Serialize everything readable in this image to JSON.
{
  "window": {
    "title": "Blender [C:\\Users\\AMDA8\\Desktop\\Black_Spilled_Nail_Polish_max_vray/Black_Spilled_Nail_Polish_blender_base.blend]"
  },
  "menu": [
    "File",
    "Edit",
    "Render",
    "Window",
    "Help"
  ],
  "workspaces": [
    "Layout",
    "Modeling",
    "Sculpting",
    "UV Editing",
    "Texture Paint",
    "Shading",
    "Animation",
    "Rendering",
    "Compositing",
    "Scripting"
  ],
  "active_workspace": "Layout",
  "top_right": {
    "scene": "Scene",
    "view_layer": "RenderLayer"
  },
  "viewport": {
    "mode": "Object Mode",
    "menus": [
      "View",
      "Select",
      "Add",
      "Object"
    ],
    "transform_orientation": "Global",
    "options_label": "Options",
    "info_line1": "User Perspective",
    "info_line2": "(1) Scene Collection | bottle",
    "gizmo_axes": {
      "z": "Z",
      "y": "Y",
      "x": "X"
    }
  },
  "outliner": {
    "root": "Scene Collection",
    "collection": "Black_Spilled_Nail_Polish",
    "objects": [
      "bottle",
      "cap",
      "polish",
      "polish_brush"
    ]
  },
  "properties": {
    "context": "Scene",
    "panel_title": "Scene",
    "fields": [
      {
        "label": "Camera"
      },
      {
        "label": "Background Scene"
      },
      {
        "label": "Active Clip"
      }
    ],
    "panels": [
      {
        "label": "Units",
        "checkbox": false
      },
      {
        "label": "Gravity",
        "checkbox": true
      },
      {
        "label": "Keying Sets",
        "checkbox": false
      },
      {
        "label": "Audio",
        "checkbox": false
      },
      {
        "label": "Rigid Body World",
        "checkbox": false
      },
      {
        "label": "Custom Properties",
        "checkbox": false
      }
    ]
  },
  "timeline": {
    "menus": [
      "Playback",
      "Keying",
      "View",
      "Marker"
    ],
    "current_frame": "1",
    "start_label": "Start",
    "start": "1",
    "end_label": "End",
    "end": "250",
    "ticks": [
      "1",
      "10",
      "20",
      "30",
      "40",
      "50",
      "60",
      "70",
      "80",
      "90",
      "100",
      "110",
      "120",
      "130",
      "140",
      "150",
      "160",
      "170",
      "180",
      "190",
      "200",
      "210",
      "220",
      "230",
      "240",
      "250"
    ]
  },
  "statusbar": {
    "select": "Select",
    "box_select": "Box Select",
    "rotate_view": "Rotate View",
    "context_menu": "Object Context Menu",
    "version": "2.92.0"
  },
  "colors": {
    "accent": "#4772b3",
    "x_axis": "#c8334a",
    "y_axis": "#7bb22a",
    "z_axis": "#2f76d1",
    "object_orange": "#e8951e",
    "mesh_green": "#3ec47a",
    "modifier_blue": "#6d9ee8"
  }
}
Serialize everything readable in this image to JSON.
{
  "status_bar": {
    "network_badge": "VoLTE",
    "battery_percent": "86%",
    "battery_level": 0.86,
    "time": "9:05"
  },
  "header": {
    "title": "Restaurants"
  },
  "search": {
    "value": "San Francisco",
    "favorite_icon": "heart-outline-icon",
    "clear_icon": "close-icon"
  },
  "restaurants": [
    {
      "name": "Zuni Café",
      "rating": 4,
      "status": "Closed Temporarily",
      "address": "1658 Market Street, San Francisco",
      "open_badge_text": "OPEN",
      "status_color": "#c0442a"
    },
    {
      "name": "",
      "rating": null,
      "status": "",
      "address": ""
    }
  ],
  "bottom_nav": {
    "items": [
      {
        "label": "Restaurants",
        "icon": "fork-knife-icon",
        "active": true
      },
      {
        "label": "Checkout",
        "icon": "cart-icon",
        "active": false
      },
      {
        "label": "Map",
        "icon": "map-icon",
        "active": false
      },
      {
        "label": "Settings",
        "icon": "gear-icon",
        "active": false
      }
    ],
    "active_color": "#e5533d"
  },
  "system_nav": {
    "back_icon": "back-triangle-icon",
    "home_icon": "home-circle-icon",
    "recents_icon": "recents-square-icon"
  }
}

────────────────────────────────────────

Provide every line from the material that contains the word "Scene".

▶ [WRITTEN ANSWER]
    "scene": "Scene",
    "info_line2": "(1) Scene Collection | bottle",
    "root": "Scene Collection",
    "context": "Scene",
    "panel_title": "Scene",
        "label": "Background Scene"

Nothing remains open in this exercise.